For the fan and non-fan alike. The histories of various properties like Cotchford Farm, former home of Winnie-the-Pooh author A.A. Milne which became the estate of then Rolling Stone founder Brian Jones. The material within is quite a page turner. You get to find out what became of their homes after they died or whether they just left to live elsewhere.

There are essays by:

  • Chris Charlesworth (Melody Maker; Omnibus Press).
  • Eddi Fiegel (The Telegraph; The Guardian).
  • Colin Salter (The Definitive Illustrated Encyclopedia of Rock).
  • Daryl Easlea (Music Journalist and author of Books about Michael Jackson and Peter Gabriel).
  • Bryan Reesman (Entertainment Journalist).
  • Simon Spence (BBC, NME) music journalist and author.

A survey of stars including Frank Sinatra, Chuck Berry, Elvis Presley, Bob Dylan, Paul McCartney, Ike & Tina Turner, Jimi Hendrix, Rod Stewart, David Bowie, Prince, Elton John, Joni Mitchell, Neil Young, Keith Moon, The Allman Brothers, Noel Gallagher, Debbie Harry, Barry Gibb, Michael Jackson, The Jacksons, Freddie Mercury, Motley Crue, Ozzy Osbourne, and many others.

The material presented here is well organized. Essays precede each group of artists. Titled in order of appearance: Through The Keyhole, Psychedelic Suburbia, The Laurel Canyon Scene, Haunted Houses & Magic Mansions, All Aboard The Starship, Punk Digs & Dives, Out Of View, Islands & Exiles, Riot On Sunset, Last Known Abode, Musical Playgrounds, Mysterious & Spooky, and Colorfully Enhanced Cribs.

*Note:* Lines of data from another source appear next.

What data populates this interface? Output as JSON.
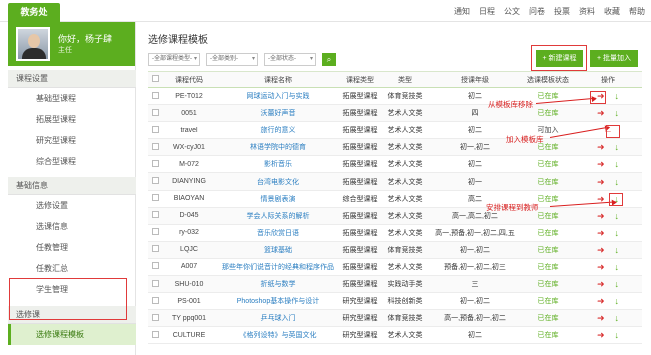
{
  "brand": "教务处",
  "topnav": [
    "通知",
    "日程",
    "公文",
    "问卷",
    "投票",
    "资料",
    "收藏",
    "帮助"
  ],
  "user": {
    "greeting": "你好，杨子肆",
    "role": "主任"
  },
  "sidebar": {
    "group1": {
      "title": "课程设置",
      "items": [
        "基础型课程",
        "拓展型课程",
        "研究型课程",
        "综合型课程"
      ]
    },
    "group2": {
      "title": "基础信息",
      "items": [
        "选修设置",
        "选课信息",
        "任教管理",
        "任教汇总",
        "学生管理"
      ]
    },
    "group3": {
      "title": "选修课",
      "items": [
        "选修课程模板"
      ],
      "active": "选修课程模板"
    }
  },
  "main": {
    "title": "选修课程模板",
    "filters": [
      "-全部课程类型-",
      "-全部类别-",
      "-全部状态-"
    ],
    "search_icon": "search-icon",
    "btn_new": "+ 新建课程",
    "btn_batch": "+ 批量加入"
  },
  "table": {
    "headers": [
      "课程代码",
      "课程名称",
      "课程类型",
      "类型",
      "授课年级",
      "选课模板状态",
      "操作"
    ],
    "rows": [
      {
        "code": "PE-T012",
        "name": "网球运动入门与实践",
        "ctype": "拓展型课程",
        "cat": "体育竞技类",
        "grade": "初二",
        "status": "已在库",
        "op": "move"
      },
      {
        "code": "0051",
        "name": "沃蕾好声音",
        "ctype": "拓展型课程",
        "cat": "艺术人文类",
        "grade": "四",
        "status": "已在库",
        "op": "down"
      },
      {
        "code": "travel",
        "name": "旅行的意义",
        "ctype": "拓展型课程",
        "cat": "艺术人文类",
        "grade": "初二",
        "status": "可加入",
        "op": "add"
      },
      {
        "code": "WX-cyJ01",
        "name": "林语学院中的德育",
        "ctype": "拓展型课程",
        "cat": "艺术人文类",
        "grade": "初一,初二",
        "status": "已在库",
        "op": "move"
      },
      {
        "code": "M-072",
        "name": "影析音乐",
        "ctype": "拓展型课程",
        "cat": "艺术人文类",
        "grade": "初二",
        "status": "已在库",
        "op": "move"
      },
      {
        "code": "DIANYING",
        "name": "台湾电影文化",
        "ctype": "拓展型课程",
        "cat": "艺术人文类",
        "grade": "初一",
        "status": "已在库",
        "op": "move"
      },
      {
        "code": "BIAOYAN",
        "name": "情景剧表演",
        "ctype": "综合型课程",
        "cat": "艺术人文类",
        "grade": "高二",
        "status": "已在库",
        "op": "move"
      },
      {
        "code": "D-045",
        "name": "学会人际关系的解析",
        "ctype": "拓展型课程",
        "cat": "艺术人文类",
        "grade": "高一,高二,初二",
        "status": "已在库",
        "op": "move"
      },
      {
        "code": "ry-032",
        "name": "音乐欣赏日语",
        "ctype": "拓展型课程",
        "cat": "艺术人文类",
        "grade": "高一,预备,初一,初二,四,五",
        "status": "已在库",
        "op": "move"
      },
      {
        "code": "LQJC",
        "name": "篮球基础",
        "ctype": "拓展型课程",
        "cat": "体育竞技类",
        "grade": "初一,初二",
        "status": "已在库",
        "op": "move"
      },
      {
        "code": "A007",
        "name": "那些年你们说音计的经典和程序作品",
        "ctype": "拓展型课程",
        "cat": "艺术人文类",
        "grade": "预备,初一,初二,初三",
        "status": "已在库",
        "op": "move"
      },
      {
        "code": "SHU-010",
        "name": "折纸与数学",
        "ctype": "拓展型课程",
        "cat": "实践动手类",
        "grade": "三",
        "status": "已在库",
        "op": "move"
      },
      {
        "code": "PS-001",
        "name": "Photoshop基本操作与设计",
        "ctype": "研究型课程",
        "cat": "科技创新类",
        "grade": "初一,初二",
        "status": "已在库",
        "op": "move"
      },
      {
        "code": "TY ppq001",
        "name": "乒乓球入门",
        "ctype": "研究型课程",
        "cat": "体育竞技类",
        "grade": "高一,预备,初一,初二",
        "status": "已在库",
        "op": "move"
      },
      {
        "code": "CULTURE",
        "name": "《格列设特》与英国文化",
        "ctype": "研究型课程",
        "cat": "艺术人文类",
        "grade": "初二",
        "status": "已在库",
        "op": "move"
      }
    ]
  },
  "annotations": {
    "remove": "从模板库移除",
    "add": "加入模板库",
    "assign": "安排课程到教师"
  },
  "colors": {
    "accent": "#5cae1f",
    "annotation": "#d92020",
    "link": "#2a7ec1"
  }
}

You begin to glean solid knowledge of the reasons why these people bought these homes and decorated them. The number one reason why some of these stars sought remote places was privacy. To escape the adoring public; to escape the press. Some of them would stay in the same home until their deaths like Jimi Hendrix did with his London flat. George Harrison’s widow Olivia still lives in their palatial estate. The birdseye view of this home is worth the price of this book alone.

Speaking of public museums you realize that some stars have a lot in common even if their musical expressions were different. Elvis, Prince, and Jimi Hendrix all had homes that would open to the public as historic places of interest after their untimely deaths.

The Eagles, The Doors, The Mamas & The Papas, Joni Mitchell, Frank Zappa, and Carole King were neighbors in Laurel Canyon, Ca. This is an amazing time capsule of a very unique period of time where so many creative people could afford the homes that existed here. This is an example of a time when famous people had an open door too. They did not have walls.

Frank Sinatra and Keith Richards both eventually built walls in their very different places of residence to keep out intruders. Bob Dylan would move after fans discovered his then unknown residence in the town of Woodstock, N.Y. Mr. Dylan then sought seclusion. Chuck Berry like Sinatra (Twin Palms) named his estate. Berryland was open to the public until a massive fire destroyed it. This survey relates a lot of interesting stories like this throughout its pages.

Did you know that in the 1950s’ throught the 1970’s a lot of artists opened their homes to public viewing and parties. And that John Lennon’s murder in 1980 led many of these artists to close their homes as a result?

I can highly recommend this book as the type of treasure you can pick up for an insightful and fun tour of homes and people you may not have had access to otherwise unless you go to Graceland or Paisley Park. There is such a wealth of tidbits throughout that you will never get bored.

The misfits who began careers in music never expected to become wealthy. The galaxy of stars in this book represent a small sample of those who did well.

You realize in the end home is where you feel safe and comfortable. This book will make you feel this way and so much more!